5. A Morning Adventure
Although the morning was raw, and although the fog still seemed heavy--I say seemed,
for the windows were so encrusted with dirt that they would have made midsummer
sunshine dim--I was sufficiently forewarned of the discomfort within doors at that early
hour and sufficiently curious about London to think it a good idea on the part of Miss
Jellyby when she proposed that we should go out for a walk.
"Ma won't be down for ever so long," she said, "and then it's a chance if breakfast's
ready for an hour afterwards, they dawdle so. As to Pa, he gets what he can and goes
to the office. He never has what you would call a regular breakfast. Priscilla leaves him
out the loaf and some milk, when there is any, overnight. Sometimes there isn't any
milk, and sometimes the cat drinks it. But I'm afraid you must be tired, Miss
Summerson, and perhaps you would rather go to bed."
"I am not at all tired, my dear," said I, "and would much prefer to go out."
"If you're sure you would," returned Miss Jellyby, "I'll get my things on."
Ada said she would go too, and was soon astir. I made a proposal to Peepy, in default

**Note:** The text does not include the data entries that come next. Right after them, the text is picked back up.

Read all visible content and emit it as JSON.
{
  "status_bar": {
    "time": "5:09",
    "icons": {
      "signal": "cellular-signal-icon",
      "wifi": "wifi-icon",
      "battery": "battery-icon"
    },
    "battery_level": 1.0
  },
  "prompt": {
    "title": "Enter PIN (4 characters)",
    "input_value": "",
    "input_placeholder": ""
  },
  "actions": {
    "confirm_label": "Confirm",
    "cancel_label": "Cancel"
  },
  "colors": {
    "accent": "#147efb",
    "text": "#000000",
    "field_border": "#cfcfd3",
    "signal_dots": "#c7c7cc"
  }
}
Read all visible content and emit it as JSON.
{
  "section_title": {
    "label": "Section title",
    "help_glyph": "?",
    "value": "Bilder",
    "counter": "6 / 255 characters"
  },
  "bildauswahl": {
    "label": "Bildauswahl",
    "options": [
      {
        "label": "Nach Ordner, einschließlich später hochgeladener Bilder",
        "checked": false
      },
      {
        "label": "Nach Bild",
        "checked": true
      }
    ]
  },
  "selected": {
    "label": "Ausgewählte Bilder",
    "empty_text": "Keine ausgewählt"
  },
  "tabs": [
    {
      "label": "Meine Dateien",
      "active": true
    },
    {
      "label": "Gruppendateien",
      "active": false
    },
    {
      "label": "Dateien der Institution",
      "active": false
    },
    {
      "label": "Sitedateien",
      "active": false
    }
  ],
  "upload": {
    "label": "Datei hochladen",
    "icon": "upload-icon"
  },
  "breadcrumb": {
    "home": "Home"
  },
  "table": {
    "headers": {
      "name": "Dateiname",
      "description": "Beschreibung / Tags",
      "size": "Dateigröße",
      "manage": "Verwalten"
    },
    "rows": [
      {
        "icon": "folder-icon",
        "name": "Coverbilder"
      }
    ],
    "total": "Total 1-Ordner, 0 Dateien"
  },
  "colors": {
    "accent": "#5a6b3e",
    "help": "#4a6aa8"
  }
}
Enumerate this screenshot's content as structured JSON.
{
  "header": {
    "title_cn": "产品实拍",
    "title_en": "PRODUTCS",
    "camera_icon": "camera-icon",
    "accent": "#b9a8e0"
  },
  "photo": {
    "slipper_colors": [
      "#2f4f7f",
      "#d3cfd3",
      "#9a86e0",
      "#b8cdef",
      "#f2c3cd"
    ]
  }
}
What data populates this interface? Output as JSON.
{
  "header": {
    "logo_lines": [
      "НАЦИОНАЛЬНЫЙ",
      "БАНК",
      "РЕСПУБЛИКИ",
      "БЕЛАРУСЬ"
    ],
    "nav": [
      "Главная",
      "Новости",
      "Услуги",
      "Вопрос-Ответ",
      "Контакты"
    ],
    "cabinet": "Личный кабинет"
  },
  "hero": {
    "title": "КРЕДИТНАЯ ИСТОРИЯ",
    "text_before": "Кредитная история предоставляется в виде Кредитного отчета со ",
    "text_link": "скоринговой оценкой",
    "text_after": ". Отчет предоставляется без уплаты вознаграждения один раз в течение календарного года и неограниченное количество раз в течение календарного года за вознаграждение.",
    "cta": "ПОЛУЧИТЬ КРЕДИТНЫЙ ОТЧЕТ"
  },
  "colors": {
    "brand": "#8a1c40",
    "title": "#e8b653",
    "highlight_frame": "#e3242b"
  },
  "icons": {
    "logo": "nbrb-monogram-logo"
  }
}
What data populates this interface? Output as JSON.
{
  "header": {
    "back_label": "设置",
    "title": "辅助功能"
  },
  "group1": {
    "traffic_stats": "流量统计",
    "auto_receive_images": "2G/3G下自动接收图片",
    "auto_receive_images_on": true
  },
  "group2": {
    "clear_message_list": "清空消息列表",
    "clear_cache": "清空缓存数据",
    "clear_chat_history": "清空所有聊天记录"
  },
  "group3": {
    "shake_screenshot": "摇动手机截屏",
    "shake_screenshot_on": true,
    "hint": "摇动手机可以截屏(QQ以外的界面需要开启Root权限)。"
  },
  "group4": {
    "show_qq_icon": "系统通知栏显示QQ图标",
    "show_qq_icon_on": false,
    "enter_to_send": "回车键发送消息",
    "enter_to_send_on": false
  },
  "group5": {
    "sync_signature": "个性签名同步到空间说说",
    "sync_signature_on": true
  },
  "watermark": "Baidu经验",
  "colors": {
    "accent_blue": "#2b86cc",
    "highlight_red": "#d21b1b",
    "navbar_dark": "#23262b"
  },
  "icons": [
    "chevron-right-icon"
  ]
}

of being able to do anything better for him, that he should let me wash him and
afterwards lay him down on my bed again. To this he submitted with the best grace
possible, staring at me during the whole operation as if he never had been, and never
could again be, so astonished in his life--looking very miserable also, certainly, but
making no complaint, and going snugly to sleep as soon as it was over. At first I was in
two minds about taking such a liberty, but I soon reflected that nobody in the house was
likely to notice it.
What with the bustle of dispatching Peepy and the bustle of getting myself ready and
helping Ada, I was soon quite in a glow. We found Miss Jellyby trying to warm herself at
the fire in the writing- room, which Priscilla was then lighting with a smutty parlour
candlestick, throwing the candle in to make it burn better. Everything was just as we had
left it last night and was evidently intended to remain so. Below-stairs the dinner-cloth
had not been taken away, but had been left ready for breakfast. Crumbs, dust, and
waste-paper were all over the house. Some pewter pots and a milk-can hung on the
area railings; the door stood open; and we met the cook round the corner coming out of
a public-house, wiping her mouth. She mentioned, as she passed us, that she had been
to see what o'clock it was.
But before we met the cook, we met Richard, who was dancing up and down Thavies
Inn to warm his feet. He was agreeably surprised to see us stirring so soon and said he
would gladly share our walk. So he took care of Ada, and Miss Jellyby and I went first. I
may mention that Miss Jellyby had relapsed into her sulky manner and that I really
should not have thought she liked me much unless she had told me so.